**Working data**:
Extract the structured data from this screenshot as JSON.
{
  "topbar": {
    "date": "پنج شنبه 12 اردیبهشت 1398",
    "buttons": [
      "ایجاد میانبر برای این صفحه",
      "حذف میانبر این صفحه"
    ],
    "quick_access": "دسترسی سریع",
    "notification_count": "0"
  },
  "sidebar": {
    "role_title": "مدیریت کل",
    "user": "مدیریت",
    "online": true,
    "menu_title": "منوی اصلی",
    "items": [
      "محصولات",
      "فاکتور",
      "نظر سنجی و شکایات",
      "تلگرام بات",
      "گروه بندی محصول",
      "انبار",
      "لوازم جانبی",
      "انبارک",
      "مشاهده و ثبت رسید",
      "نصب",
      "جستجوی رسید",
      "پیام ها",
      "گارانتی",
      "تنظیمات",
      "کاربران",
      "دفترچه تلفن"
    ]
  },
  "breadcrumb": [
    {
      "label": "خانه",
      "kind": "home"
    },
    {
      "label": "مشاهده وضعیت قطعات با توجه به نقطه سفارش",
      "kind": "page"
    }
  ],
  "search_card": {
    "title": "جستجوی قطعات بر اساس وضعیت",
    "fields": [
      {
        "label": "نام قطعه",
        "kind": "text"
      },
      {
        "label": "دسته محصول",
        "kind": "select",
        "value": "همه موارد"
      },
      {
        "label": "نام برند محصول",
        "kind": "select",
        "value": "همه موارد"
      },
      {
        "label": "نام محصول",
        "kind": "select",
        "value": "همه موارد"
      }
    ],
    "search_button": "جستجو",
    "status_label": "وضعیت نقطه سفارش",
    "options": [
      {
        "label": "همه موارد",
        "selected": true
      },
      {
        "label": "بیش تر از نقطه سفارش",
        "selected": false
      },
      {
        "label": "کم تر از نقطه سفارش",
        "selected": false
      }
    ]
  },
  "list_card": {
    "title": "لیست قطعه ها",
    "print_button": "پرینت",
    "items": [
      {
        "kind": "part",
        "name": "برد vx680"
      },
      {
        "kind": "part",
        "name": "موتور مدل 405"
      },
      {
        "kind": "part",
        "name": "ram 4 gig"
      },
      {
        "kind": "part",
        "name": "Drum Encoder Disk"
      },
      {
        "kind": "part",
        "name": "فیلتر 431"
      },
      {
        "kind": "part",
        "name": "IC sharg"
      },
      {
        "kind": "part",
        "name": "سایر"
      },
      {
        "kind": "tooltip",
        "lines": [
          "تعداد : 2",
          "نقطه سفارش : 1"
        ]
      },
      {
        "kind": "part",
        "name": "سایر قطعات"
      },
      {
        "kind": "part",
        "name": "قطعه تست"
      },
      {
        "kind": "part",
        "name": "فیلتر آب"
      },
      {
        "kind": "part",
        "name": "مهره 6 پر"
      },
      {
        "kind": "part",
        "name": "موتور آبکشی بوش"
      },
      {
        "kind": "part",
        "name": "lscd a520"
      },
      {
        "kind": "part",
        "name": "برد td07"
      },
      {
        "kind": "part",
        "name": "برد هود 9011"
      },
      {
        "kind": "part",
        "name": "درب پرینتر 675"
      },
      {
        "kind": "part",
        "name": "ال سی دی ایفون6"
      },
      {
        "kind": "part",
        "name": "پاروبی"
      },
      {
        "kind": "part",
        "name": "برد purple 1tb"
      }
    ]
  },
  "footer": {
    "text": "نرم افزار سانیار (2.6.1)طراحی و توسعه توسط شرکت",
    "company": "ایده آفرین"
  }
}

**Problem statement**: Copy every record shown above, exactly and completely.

**Exercise solution**:
Extract the structured data from this screenshot as JSON.
{
  "topbar": {
    "date": "پنج شنبه 12 اردیبهشت 1398",
    "buttons": [
      "ایجاد میانبر برای این صفحه",
      "حذف میانبر این صفحه"
    ],
    "quick_access": "دسترسی سریع",
    "notification_count": "0"
  },
  "sidebar": {
    "role_title": "مدیریت کل",
    "user": "مدیریت",
    "online": true,
    "menu_title": "منوی اصلی",
    "items": [
      "محصولات",
      "فاکتور",
      "نظر سنجی و شکایات",
      "تلگرام بات",
      "گروه بندی محصول",
      "انبار",
      "لوازم جانبی",
      "انبارک",
      "مشاهده و ثبت رسید",
      "نصب",
      "جستجوی رسید",
      "پیام ها",
      "گارانتی",
      "تنظیمات",
      "کاربران",
      "دفترچه تلفن"
    ]
  },
  "breadcrumb": [
    {
      "label": "خانه",
      "kind": "home"
    },
    {
      "label": "مشاهده وضعیت قطعات با توجه به نقطه سفارش",
      "kind": "page"
    }
  ],
  "search_card": {
    "title": "جستجوی قطعات بر اساس وضعیت",
    "fields": [
      {
        "label": "نام قطعه",
        "kind": "text"
      },
      {
        "label": "دسته محصول",
        "kind": "select",
        "value": "همه موارد"
      },
      {
        "label": "نام برند محصول",
        "kind": "select",
        "value": "همه موارد"
      },
      {
        "label": "نام محصول",
        "kind": "select",
        "value": "همه موارد"
      }
    ],
    "search_button": "جستجو",
    "status_label": "وضعیت نقطه سفارش",
    "options": [
      {
        "label": "همه موارد",
        "selected": true
      },
      {
        "label": "بیش تر از نقطه سفارش",
        "selected": false
      },
      {
        "label": "کم تر از نقطه سفارش",
        "selected": false
      }
    ]
  },
  "list_card": {
    "title": "لیست قطعه ها",
    "print_button": "پرینت",
    "items": [
      {
        "kind": "part",
        "name": "برد vx680"
      },
      {
        "kind": "part",
        "name": "موتور مدل 405"
      },
      {
        "kind": "part",
        "name": "ram 4 gig"
      },
      {
        "kind": "part",
        "name": "Drum Encoder Disk"
      },
      {
        "kind": "part",
        "name": "فیلتر 431"
      },
      {
        "kind": "part",
        "name": "IC sharg"
      },
      {
        "kind": "part",
        "name": "سایر"
      },
      {
        "kind": "tooltip",
        "lines": [
          "تعداد : 2",
          "نقطه سفارش : 1"
        ]
      },
      {
        "kind": "part",
        "name": "سایر قطعات"
      },
      {
        "kind": "part",
        "name": "قطعه تست"
      },
      {
        "kind": "part",
        "name": "فیلتر آب"
      },
      {
        "kind": "part",
        "name": "مهره 6 پر"
      },
      {
        "kind": "part",
        "name": "موتور آبکشی بوش"
      },
      {
        "kind": "part",
        "name": "lscd a520"
      },
      {
        "kind": "part",
        "name": "برد td07"
      },
      {
        "kind": "part",
        "name": "برد هود 9011"
      },
      {
        "kind": "part",
        "name": "درب پرینتر 675"
      },
      {
        "kind": "part",
        "name": "ال سی دی ایفون6"
      },
      {
        "kind": "part",
        "name": "پاروبی"
      },
      {
        "kind": "part",
        "name": "برد purple 1tb"
      }
    ]
  },
  "footer": {
    "text": "نرم افزار سانیار (2.6.1)طراحی و توسعه توسط شرکت",
    "company": "ایده آفرین"
  }
}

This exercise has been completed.